The Rocky Horror Picture Show is an unforgettable contemporary musical that has become a solid cult classic. It tells the story of Janet (Sarandon) and Brad (Bostwick), who become stranded and seek shelter in a gothic mansion full of kinky characters, including the transvestite scientist Dr. Frank N. Furter (Curry). Famous for its midnight screenings, The Rocky Horror Picture Show inspired loyal fans to memorize the script, dress as their favorite characters, sing along with the songs and bring props like squirt guns, toilet paper, and rice. (Laurie Sevano)
The anamorphically enhanced, windowboxed 1.66:1 DVD looks great compared to the LaserDisc reviewed in Issue 18. Images are finely detailed, though some scenes are a bit soft. Details from the extravagant costumes to the gloss on Tim Curry
The same PCFriendly installation is used for this two-disc title, which only uses the first disc for its DVD-ROM features. From the nicely animated main menu you are given five links to the areas DVD-ROM Extras, Activities, Cast and Crew, Weblinks, and Play Movie.After entering the DVD-ROM Extras section, you are given four new links: Rocky Horror Picture Show Timeline, Participation 101, Jukebox, and Screen Saver. The timeline is a great little Flash application highlighting key dates in Rocky Horror Picture Show's history. In Participation 101 you can learn what you are supposed to say during certain scenes, and also props you should have when watching the movie. This is definitely a section that should be checked out by those new to the film. The next item in this section, Jukebox, is my favorite part of the DVD-ROM components. You are given links to 16 different scenes, presented in a jukebox, sending you to the different songs in the film. The screen saver is a simple one, containing a picture of the house and random quotes from the movie.Two games can be found in the Activities section, you can find two games. The first, Masochistic Trivia Challenge, is well presented, but only asks one question at a time. The good part about this is you only answer as many as you want. The bad part is it really never ends, from what I can tell. After answering about 20 questions correctly in a row, I still did not get a prize and ended up quitting. Riff Raff's Story Lab is a game very similar to the popular Mad Libs games available. It goes through asking you for words, and then puts those words into a paragraph making a story. It is a little bit difficult to understand how to work the machine, but after going through the Help section, it becomes clearer. You can type any word you would like in the box, or select from the pictures and words they give you. When the word of your choice comes up, just click the lever to the right to select the word.Biographies of 10 of the main cast and the director and producer can be found in the Cast and Crew section. This section also has great Flash artwork, with a wonderful way of picking the cast members. There are pictures of the cast in their costumes with a spotlight that follows your mouse to select the person. The actual biographies just tell the movies each person has been in, and five pictures from the movie for each.Links to five Web sites can be found in the Weblinks section. These links are not very exciting, just a few for Fox Movies, and a couple more related to the movie.When playing the movie from the PCFriendly software, it brings up a new page with something never before seen in a PCFriendly release. You can watch the movie in a window, similar to the way they do the scripts, with a way of watching it full screen as well.I really like this title's features. Everything is really well prepared, and the Flash is really well done. The biographies are very limited, but I really can not complain about this title. One of the best presentations available today. (Danny Richelieu)

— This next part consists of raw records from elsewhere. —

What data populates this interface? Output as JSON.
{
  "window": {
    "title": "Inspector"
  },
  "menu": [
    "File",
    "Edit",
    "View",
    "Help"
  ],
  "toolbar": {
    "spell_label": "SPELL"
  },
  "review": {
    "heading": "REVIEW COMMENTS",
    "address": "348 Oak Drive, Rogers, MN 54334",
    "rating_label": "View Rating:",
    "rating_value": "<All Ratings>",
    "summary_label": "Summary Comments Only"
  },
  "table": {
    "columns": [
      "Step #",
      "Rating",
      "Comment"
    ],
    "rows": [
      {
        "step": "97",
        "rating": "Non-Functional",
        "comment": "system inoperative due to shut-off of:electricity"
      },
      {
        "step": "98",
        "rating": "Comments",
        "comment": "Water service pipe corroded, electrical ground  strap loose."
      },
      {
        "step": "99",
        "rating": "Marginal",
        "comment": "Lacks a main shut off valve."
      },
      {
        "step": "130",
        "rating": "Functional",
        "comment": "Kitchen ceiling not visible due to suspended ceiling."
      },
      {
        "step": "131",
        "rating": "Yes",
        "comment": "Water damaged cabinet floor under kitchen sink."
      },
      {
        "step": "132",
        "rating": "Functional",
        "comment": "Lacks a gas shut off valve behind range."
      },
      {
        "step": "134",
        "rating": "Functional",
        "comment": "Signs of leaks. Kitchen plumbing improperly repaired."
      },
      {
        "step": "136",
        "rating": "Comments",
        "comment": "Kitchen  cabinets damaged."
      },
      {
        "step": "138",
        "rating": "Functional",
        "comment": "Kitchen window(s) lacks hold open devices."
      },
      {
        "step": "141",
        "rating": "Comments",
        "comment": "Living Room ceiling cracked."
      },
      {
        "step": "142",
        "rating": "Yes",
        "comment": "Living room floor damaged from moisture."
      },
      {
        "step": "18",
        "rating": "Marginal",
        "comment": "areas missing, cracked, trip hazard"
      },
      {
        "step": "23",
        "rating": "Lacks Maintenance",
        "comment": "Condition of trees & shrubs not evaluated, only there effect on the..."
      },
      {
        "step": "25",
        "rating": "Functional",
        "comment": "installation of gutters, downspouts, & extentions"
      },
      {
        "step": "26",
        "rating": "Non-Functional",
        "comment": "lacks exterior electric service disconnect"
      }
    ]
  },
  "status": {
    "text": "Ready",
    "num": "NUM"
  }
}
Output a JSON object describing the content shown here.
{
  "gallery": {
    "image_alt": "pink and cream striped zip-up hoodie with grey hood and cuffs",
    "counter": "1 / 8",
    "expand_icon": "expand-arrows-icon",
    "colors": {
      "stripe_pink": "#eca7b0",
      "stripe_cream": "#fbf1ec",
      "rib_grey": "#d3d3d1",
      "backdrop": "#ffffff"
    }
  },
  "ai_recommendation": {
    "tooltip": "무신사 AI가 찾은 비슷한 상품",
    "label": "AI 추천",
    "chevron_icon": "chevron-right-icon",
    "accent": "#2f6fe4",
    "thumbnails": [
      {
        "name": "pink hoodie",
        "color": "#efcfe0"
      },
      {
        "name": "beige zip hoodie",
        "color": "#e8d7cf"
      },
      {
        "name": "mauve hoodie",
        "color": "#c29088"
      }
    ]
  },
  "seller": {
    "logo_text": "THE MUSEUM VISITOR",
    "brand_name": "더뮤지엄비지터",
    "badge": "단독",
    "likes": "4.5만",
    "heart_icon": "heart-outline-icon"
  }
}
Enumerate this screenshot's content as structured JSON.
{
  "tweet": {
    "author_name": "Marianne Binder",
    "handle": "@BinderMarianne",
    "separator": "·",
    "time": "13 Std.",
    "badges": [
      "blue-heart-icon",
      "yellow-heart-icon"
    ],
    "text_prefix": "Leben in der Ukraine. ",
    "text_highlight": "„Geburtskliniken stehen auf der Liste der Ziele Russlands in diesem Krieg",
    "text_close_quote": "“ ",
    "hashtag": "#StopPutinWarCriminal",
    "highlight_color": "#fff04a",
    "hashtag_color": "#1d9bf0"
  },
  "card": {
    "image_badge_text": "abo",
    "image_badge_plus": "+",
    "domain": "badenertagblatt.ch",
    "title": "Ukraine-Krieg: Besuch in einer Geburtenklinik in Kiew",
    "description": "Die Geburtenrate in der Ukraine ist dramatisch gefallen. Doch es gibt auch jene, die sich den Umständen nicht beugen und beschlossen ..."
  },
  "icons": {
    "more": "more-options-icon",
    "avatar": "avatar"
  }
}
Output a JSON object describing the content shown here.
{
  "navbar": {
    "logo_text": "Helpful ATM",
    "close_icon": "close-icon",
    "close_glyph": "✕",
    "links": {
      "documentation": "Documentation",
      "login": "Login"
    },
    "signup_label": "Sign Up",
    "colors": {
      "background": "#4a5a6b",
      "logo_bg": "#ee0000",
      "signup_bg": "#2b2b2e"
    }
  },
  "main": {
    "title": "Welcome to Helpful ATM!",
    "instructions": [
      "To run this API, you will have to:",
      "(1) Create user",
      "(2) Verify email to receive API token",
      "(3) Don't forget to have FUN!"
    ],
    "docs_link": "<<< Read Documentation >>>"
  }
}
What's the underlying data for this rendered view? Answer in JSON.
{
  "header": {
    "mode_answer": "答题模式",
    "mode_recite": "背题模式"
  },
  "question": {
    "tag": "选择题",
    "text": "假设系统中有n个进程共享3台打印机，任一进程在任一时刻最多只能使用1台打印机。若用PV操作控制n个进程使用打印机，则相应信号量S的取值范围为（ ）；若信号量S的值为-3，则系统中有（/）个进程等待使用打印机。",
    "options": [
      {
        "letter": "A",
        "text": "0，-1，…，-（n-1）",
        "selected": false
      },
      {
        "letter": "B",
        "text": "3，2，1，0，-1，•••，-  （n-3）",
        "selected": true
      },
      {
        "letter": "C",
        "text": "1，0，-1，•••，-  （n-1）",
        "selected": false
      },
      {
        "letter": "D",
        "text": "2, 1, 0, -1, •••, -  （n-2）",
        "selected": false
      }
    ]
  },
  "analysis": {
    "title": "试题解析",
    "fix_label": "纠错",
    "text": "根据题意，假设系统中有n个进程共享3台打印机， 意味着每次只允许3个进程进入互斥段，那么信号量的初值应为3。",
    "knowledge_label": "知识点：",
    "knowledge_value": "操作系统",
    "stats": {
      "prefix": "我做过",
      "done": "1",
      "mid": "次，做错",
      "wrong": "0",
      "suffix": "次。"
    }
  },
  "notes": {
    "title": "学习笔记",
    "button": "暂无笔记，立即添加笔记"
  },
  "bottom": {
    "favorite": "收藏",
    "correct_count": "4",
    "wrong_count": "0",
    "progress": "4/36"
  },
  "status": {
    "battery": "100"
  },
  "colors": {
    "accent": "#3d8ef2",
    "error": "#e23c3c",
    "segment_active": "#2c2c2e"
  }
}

Reason #114 Why Readers Love Widescreen Review:
I appreciate the technical nature of your DVD reviews; that is, the way you rate the sound and picture quality of newly released DVDs. The reviews in most other magazines are concerned not with how good the DVD is, but with just the film itself: quality of the script, actors' performances, etc., all of which are subject to the critic's personal tastes, which may be wildly different from my own.